While it may not be a definitive rule, two of the differences between a fad and a trend relate to the timescale and the outcome.
A fad often springs from nowhere and disappears just as quickly without trace – a meteor which flashes across the sky and then vanishes completely. Spectacular and attention-grabbing these things might be, but they are of little real or lasting significance.
A trend however is quite different.
In contra-distinction, a trend often builds very slowly and is usually difficult to detect in its early days. It is not ‘flashy’ in the sense of a high-profile fad but it is profound, lasting and pervasive. Yet – initially at least – there is no headline grabbing story to raise awareness and to attract a following: it is subtle, almost invisible and silent. Most often those experiencing something in their own spirit(s) in the early days will not know that others are sensing the same things. And ‘sensing’ invariably precedes any ‘doing’ – often with a long period of time between these two dynamics. As a process, considerable time might elapse regarding a trend before there are any ‘facts on the ground’.
A Holy Dissatisfaction
Around fifteen years ago or so I first started to detect traces of ‘something going on’. Typically, I would bump into a Christian friend in the street whom I hadn’t seen for some time. “How’s things; and how’s the family?” we would say. However getting into other things I would sense that my friend was – well – unsettled, but couldn’t quite put it into words. He (or she) would invariably be a solid Christian believer; earnest about their faith: certainly not a church-hopper. But the friend was troubled with (what I came to describe as) a ‘God-given unsettledness’; a sort of ‘Holy dissatisfaction’. Figuratively speaking it was as if they were looking at the dynamic in the book of Acts and comparing this with their own Christian life and church routines; and sensing a ‘disconnect’. But they were troubled.

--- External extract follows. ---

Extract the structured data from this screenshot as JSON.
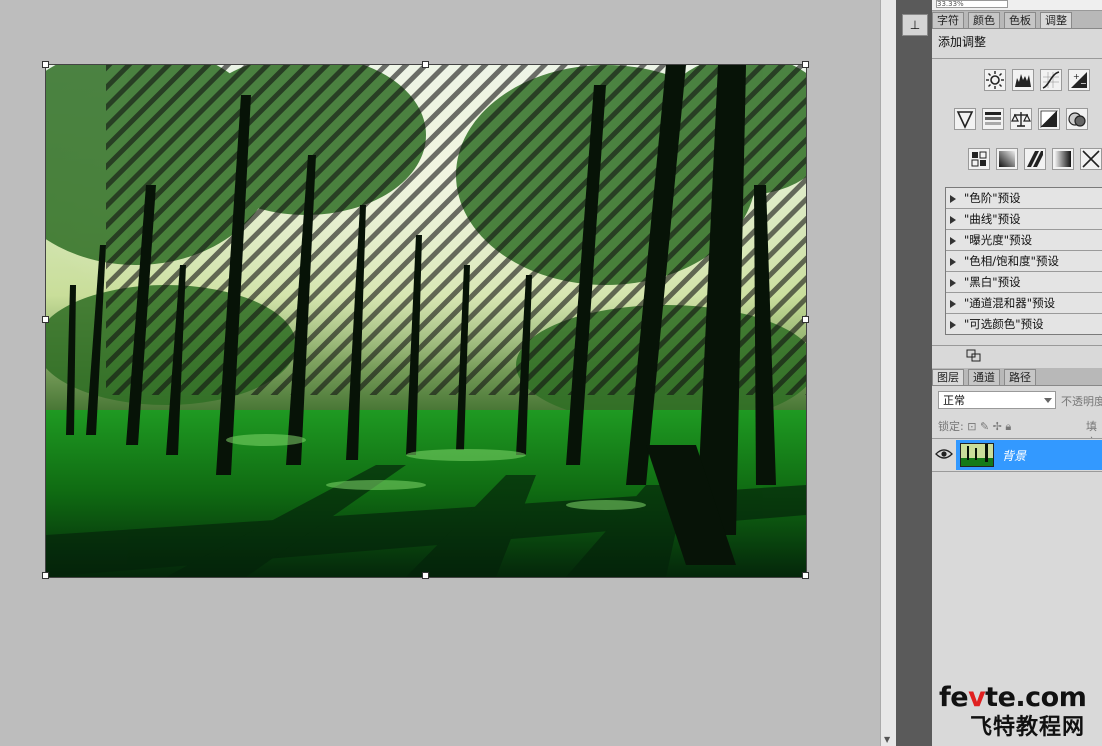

Something at a spiritual level (and they couldn’t quite put their finger on it) was eluding them. And to add to their unease, as they looked across the spectrum of denominations and organised Christianity the could not see elsewhere what they felt was missing in their own environment. To further their discomfiture, it appeared that other Christians were happily engaged with their various meetings and church-life activities. So my friend(s) thought: “It’s only me. There must be something wrong with me, as everyone else seems OK.”
More and more...
Now these encounters described above – initially, well over a decade ago – were very occasional; perhaps once a year. But since then, the frequency has increased. As time passed, these conversations (all appearing in ‘chance’ encounters) were popping up more and more often: monthly, sometimes weekly and even (nowadays) almost daily.
As more and more people discovered that they were not alone in their thinking they realised that they were thinking the same thoughts. They found – and while many still find it difficult to articulate precisely their feelings – that standard churchianity was not leading to the fulfilled spiritual experience which is a part of new life in Christ (John 1:16).
...leading to developments
Most recently, over the past two years or so, more and more of those disciples have been starting to meet in small groups: very often in a home or some similar-sized but homely venue. But while it would be easy to say that these were just house groups they are not that and they are much more than that. In fact – using the biblical criteria regarding the life of believers meeting together – they are in fact churches in the fully-orbed sense of that word.
The man-in-the-street tends to define ‘church’ as denominations, steeple-houses, clergy and Sunday morning routines. But these are facets which have grown up – some helpful – which are not the essential components of ‘church’. In fact of themselves they offer no guarantees regarding depth of true biblical fellowship, spiritual reality or the meaningful, mutually-supportive relationship which ooze out of the recorded experiences of the early believers.
So what is the Spirit doing in our midst?
In a recent ‘conversation’ regarding the growth of small groups/house churches Chris Hill of CL Ministries spoke of the dynamic which is being seen and experienced across the church spectrum.
Have a listen to Chris’s take on what is happening. It makes for interesting and challenging listening. Chris and his wife are personal friends of Jean Darnall who was given a vision of 'small fires' breaking out across the country.
Watch this space for some more comment and teaching from Chris. The vision given to Jean Darnall and to which Chris refers can be found by clicking here.
Some within the house church movement consider the term "house church" to be a misnomer, asserting that the main issue for Christians who practice their faith in this manner is not the house but the type of meeting that takes place.
Other titles which may be used to describe this movement are "simple church" "relational church," "primitive church," "body life," "organic church," or "biblical church." However all of the practices implied by these terms are shared with many other churches outside the movement.